═════ DATASET CONTENT
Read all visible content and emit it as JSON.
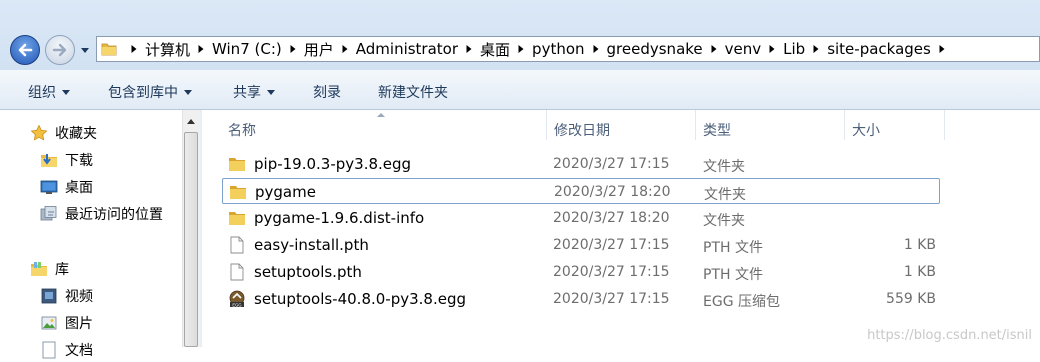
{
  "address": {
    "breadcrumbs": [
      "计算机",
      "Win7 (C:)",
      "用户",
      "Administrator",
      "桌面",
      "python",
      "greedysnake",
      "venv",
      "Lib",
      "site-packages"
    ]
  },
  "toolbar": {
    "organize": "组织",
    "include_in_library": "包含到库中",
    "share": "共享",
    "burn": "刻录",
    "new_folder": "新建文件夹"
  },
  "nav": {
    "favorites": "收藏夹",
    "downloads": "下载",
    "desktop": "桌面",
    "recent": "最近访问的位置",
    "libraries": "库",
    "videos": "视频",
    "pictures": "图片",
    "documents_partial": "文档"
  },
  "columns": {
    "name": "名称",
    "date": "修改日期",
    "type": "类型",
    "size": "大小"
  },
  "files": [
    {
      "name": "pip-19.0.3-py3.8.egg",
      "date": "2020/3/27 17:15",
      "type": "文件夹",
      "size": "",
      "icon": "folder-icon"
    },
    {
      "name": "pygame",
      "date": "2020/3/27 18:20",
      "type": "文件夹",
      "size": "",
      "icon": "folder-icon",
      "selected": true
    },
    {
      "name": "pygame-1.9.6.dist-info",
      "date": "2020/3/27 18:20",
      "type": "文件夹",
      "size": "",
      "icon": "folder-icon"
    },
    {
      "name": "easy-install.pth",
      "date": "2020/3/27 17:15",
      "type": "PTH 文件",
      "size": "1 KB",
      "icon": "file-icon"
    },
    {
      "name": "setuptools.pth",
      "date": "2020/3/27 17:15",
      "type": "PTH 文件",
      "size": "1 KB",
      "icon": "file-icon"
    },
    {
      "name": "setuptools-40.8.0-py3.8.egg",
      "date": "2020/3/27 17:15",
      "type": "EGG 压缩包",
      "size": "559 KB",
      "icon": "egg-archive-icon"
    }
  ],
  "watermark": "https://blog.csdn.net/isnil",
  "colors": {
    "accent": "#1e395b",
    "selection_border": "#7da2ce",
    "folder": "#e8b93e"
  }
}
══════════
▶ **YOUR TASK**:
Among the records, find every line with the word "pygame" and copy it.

▶ **RESULT**:
      "name": "pygame",
      "name": "pygame-1.9.6.dist-info",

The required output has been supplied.